Sadly, professors are often the most resistant to change. We live in our comfortable Shires, ignoring the evils creeping up around us, protected from reality by noble administrators. We won the game by the old rules and resent that the rules must change.
We are content to encourage our students to borrow money as long as the system lasts for us.
God help us.
5. Much of Christian higher education is expanding up into graduate programs, instead of expanding down into secondary and primary education – areas that could use the help.
Too often the prestige factor induces schools to add doctoral degrees that are expensive to run and do not compete well in the marketplace. There is a place for alternative approaches to graduate education that are well-funded and do not (again) force students into debt.
Instead of adding to a graduate school market that is sometimes already oversaturated, many Christian schools should consider moving in the other direction by providing support for kindergarten through high school education. The Saint Constantine School has pioneered this idea with innovative leaders such as Greg Thornbury at The King’s College (NYC). We have gotten far enough to see that it works!
There is a profound need in many neighborhoods for support for public and private schools that are affordable and first-rate. This is a role Christian higher education could seize!
In addition, too much of Christian higher education is suburban or rural and not urban.
The world is becoming more urban. Christians should follow Saint Paul’s example and go to the cities where the people are. The sprawling suburban campus impedes diversity of ministry. Let’s take college to where people live and not force them to leave their own neighborhoods!
6. Too many Christian higher education resources are spent building campuses instead of investing in faculty.
The great benefit of the online revolution should be to decentralize offerings so that we can physically go where the people are. Setting up a gigantic warehouse of telemarketers is not education. Using a McCollege system that overcharges online students to pay for a massive old-school onsite campus is wrong.

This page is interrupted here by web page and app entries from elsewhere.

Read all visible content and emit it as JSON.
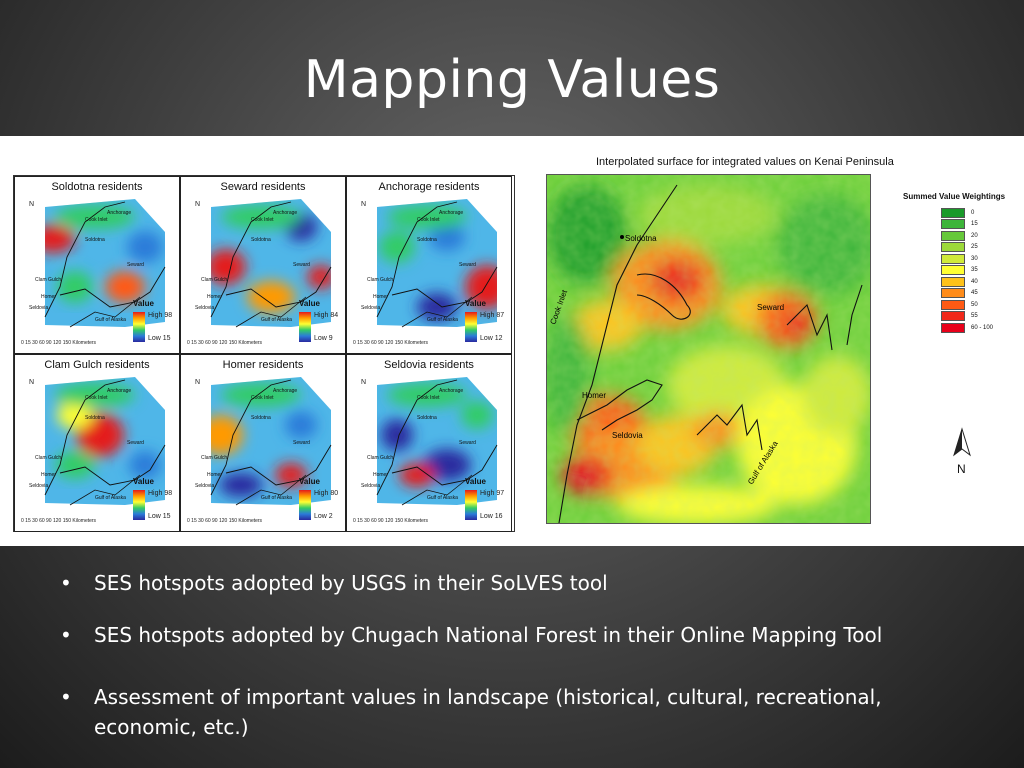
{
  "slide": {
    "title": "Mapping Values",
    "bullets": [
      "SES hotspots adopted by USGS in their SoLVES tool",
      "SES hotspots adopted by Chugach National Forest in their Online Mapping Tool",
      "Assessment of important values in landscape (historical, cultural, recreational, economic, etc.)"
    ]
  },
  "small_maps": {
    "panels": [
      {
        "title": "Soldotna residents",
        "high": "High 98",
        "low": "Low 15"
      },
      {
        "title": "Seward residents",
        "high": "High 84",
        "low": "Low 9"
      },
      {
        "title": "Anchorage residents",
        "high": "High 87",
        "low": "Low 12"
      },
      {
        "title": "Clam Gulch residents",
        "high": "High 98",
        "low": "Low 15"
      },
      {
        "title": "Homer residents",
        "high": "High 80",
        "low": "Low 2"
      },
      {
        "title": "Seldovia residents",
        "high": "High 97",
        "low": "Low 16"
      }
    ],
    "legend_title": "Value",
    "scale_text": "0 15 30   60   90   120  150 Kilometers",
    "north": "N",
    "place_labels": [
      "Anchorage",
      "Cook Inlet",
      "Soldotna",
      "Clam Gulch",
      "Homer",
      "Seldovia",
      "Seward",
      "Gulf of Alaska"
    ]
  },
  "big_map": {
    "title": "Interpolated surface for integrated values on Kenai Peninsula",
    "legend_title": "Summed Value Weightings",
    "legend": [
      {
        "label": "0",
        "color": "#1a9a2a"
      },
      {
        "label": "15",
        "color": "#3db53a"
      },
      {
        "label": "20",
        "color": "#66c83a"
      },
      {
        "label": "25",
        "color": "#9cd93a"
      },
      {
        "label": "30",
        "color": "#d0ea3a"
      },
      {
        "label": "35",
        "color": "#ffff33"
      },
      {
        "label": "40",
        "color": "#ffc21a"
      },
      {
        "label": "45",
        "color": "#ff8c1a"
      },
      {
        "label": "50",
        "color": "#ff5a14"
      },
      {
        "label": "55",
        "color": "#f0281a"
      },
      {
        "label": "60 - 100",
        "color": "#e8001a"
      }
    ],
    "labels": {
      "soldotna": "Soldotna",
      "seward": "Seward",
      "homer": "Homer",
      "seldovia": "Seldovia",
      "cook_inlet": "Cook Inlet",
      "gulf": "Gulf of Alaska"
    },
    "north": "N"
  }
}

Peter should not borrow money for cut-rate online, so Paul can borrow money to use the climbing wall Peter’s debt built.
7. Too much of Christian higher education misunderstands on-line education.
Good online education can happen, but it takes manpower. If anything, the impersonal nature of the medium means class sizes should be smaller than onsite classes, time given to relationships should be greater, and (oddly) screen time should be minimized. Most of us look at screens too much already!

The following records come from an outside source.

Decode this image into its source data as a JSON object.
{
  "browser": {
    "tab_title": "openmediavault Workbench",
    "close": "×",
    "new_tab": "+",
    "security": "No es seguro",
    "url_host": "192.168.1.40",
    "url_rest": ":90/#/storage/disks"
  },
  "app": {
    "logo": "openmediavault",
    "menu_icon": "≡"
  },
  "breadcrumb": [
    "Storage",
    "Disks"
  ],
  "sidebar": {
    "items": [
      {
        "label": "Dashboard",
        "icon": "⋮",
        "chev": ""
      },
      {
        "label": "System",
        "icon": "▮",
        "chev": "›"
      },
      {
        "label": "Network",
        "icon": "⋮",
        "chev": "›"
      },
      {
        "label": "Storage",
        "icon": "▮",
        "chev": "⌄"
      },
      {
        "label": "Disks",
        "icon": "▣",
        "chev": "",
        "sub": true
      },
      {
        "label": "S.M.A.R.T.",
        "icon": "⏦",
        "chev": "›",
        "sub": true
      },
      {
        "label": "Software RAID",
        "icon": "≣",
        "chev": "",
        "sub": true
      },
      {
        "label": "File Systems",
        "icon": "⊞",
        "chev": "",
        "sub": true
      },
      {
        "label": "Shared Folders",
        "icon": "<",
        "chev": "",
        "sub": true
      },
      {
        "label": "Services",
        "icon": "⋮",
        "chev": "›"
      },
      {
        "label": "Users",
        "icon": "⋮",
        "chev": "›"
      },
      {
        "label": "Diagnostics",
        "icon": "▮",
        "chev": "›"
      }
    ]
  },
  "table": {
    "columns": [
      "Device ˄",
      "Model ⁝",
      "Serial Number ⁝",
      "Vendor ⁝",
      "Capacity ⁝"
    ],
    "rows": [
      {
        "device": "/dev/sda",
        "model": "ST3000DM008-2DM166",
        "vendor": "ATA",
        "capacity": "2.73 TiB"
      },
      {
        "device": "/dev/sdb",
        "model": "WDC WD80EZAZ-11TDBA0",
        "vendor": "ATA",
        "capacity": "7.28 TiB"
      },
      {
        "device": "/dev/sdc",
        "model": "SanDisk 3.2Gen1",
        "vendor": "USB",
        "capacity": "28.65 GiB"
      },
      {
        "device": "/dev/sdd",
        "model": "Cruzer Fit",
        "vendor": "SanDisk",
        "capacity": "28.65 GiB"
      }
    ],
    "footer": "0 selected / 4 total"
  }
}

Online education should not abandon regular mail (the old correspondence courses had good points!), actual books, and frequent opportunities for all online students to gather in a region and meet professors. A good online program will feature a student out doing things: reading books, talking to neighbors or church friends for assignments, or practicing a skill that is recorded on the camera phone—not staring at a screen answering multiple choice questions! Screen time must be built around real-time interaction with a full-time professor just as education has been and almost always must be.
God forbid the government pour money into the present system. God forbid we ignore these problems until even more students are debt-ridden.
The decline in enrollment that most schools face is an opportunity for Christian higher education. We can examine old ways of doing the business side of education that served us well for decades, but which are dead ends now.
We can get out of the debt business.
How? We need college presidents and leaders willing to set up the kind of “outside the system” innovations that Walt used to build Disneyland. Thank God I have met a few of these leaders. You don’t know their names now, perhaps, but you will! If Christian higher education lets go of the non-essentials in order to strengthen its commitment to the essentials, we will lead a higher education revolution.
Rachel Motte edited this essay.